For many people, the first and last mile of their journey is the sticking point for using public transport. In some cases, you can use a shared bike for the last mile as there is demand for this in transport hubs, but the availability of these for the first mile can be sketchy in many residential areas. So the solution is to take your bike on the train and use it at both ends. This may sound like a dream for many cities, but Copenhagen proves that it can be done; cheaply and efficiently.

In 2010 DSB, the public train operator in the Greater Copenhagen area, made it free to take your bike in the S train system. In the least popular carriage, they converted a quarter of the train into a flexible space for bikes. Before it became free, 2.1 million passengers were bringing their bikes on board, and now in 2022, that figure is almost 10 million passengers*.

The S train network connects more suburban outlying areas with the city centre, thus making it easy to live outside the city centre and reach work or study efficiently by public transport.

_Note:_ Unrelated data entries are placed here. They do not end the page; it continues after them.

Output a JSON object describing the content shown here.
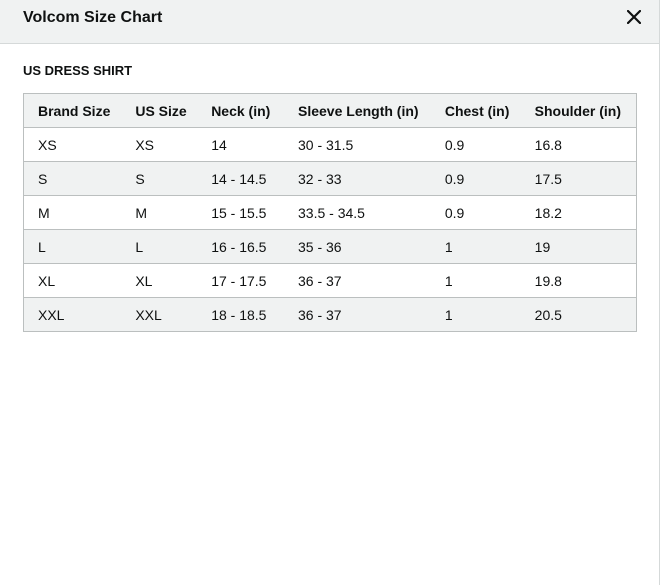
{
  "modal": {
    "title": "Volcom Size Chart",
    "close_icon": "close-icon"
  },
  "section": {
    "title": "US DRESS SHIRT"
  },
  "table": {
    "headers": [
      "Brand Size",
      "US Size",
      "Neck (in)",
      "Sleeve Length (in)",
      "Chest (in)",
      "Shoulder (in)"
    ],
    "rows": [
      [
        "XS",
        "XS",
        "14",
        "30 - 31.5",
        "0.9",
        "16.8"
      ],
      [
        "S",
        "S",
        "14 - 14.5",
        "32 - 33",
        "0.9",
        "17.5"
      ],
      [
        "M",
        "M",
        "15 - 15.5",
        "33.5 - 34.5",
        "0.9",
        "18.2"
      ],
      [
        "L",
        "L",
        "16 - 16.5",
        "35 - 36",
        "1",
        "19"
      ],
      [
        "XL",
        "XL",
        "17 - 17.5",
        "36 - 37",
        "1",
        "19.8"
      ],
      [
        "XXL",
        "XXL",
        "18 - 18.5",
        "36 - 37",
        "1",
        "20.5"
      ]
    ]
  },
  "colors": {
    "header_bg": "#f0f2f2",
    "stripe_bg": "#f0f2f2",
    "border": "#bbbfbf",
    "text": "#0f1111"
  }
}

This follows the urban planning strategy called the Five Finger Plan, established in 1947. The plan for the city’s growth designated five corridors of urban development, which were along railway (S Train) lines to provide convenient transportation to central Copenhagen. The network is shaped like a spread-out hand, with the palm being the city centre where all the routes converge. It also left green spaces and agriculture areas between the ‘fingers’. This was at a time when great swathes of the US cities were being demolished to create highways for cars.

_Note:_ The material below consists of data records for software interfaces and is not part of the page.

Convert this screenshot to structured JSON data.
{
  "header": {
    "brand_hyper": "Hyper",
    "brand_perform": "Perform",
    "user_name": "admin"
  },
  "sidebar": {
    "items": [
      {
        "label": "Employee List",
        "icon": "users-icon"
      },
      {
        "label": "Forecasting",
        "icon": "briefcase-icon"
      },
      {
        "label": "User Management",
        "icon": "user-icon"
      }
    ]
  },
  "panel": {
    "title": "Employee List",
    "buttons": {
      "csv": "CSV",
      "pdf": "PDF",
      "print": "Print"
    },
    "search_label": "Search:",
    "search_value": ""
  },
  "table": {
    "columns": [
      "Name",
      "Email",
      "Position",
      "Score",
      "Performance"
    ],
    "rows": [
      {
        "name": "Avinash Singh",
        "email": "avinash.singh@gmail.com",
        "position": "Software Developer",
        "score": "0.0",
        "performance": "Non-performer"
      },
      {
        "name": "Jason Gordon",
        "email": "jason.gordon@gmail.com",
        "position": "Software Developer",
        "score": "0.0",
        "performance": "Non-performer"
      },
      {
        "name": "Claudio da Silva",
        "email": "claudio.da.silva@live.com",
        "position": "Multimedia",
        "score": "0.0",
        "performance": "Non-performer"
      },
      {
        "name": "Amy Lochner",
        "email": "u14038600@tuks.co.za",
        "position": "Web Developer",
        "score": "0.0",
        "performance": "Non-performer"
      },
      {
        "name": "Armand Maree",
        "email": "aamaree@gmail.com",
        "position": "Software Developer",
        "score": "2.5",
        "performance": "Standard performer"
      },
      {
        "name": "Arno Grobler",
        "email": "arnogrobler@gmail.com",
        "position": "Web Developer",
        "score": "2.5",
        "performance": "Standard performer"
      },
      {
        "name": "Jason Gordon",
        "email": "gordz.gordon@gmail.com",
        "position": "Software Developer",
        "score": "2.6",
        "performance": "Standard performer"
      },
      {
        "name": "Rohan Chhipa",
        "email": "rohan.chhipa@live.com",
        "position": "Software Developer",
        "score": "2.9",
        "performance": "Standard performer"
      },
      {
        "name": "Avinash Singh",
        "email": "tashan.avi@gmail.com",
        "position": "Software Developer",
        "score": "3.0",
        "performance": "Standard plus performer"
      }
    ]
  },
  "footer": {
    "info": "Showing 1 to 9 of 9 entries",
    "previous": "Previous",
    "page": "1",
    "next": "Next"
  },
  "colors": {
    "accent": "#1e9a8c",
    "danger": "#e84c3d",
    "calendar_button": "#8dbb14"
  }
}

It also helps that Copenhagen has a positive cycling culture. The city has an extensive cycling infrastructure with 382km of cycling routes in the city and dedicated super cycle highways that cut across the city, at times avoiding roads, for more efficient and safer journeys. On busy routes during rush hour, traffic lights are coordinated in favour of cyclists. Over the last decade, the city has invested in five dedicated bike bridges spanning the inner harbour, making movement to and from the city centre to the island of Amager quicker and safer. So it is not surprising that 49% of Copenhageners cycle to work or study.

When they read such positive case studies, people often say that not all cities can be Copenhagen (or Amsterdam, another city with a positive cycling culture). However, while our city has been thinking about and investing in urban planning that incorporates public transport and cycling infrastructure for decades, that does not mean that other cities can’t take some inspiration from what is possible here in Denmark.

* Figures from DSB in April 2022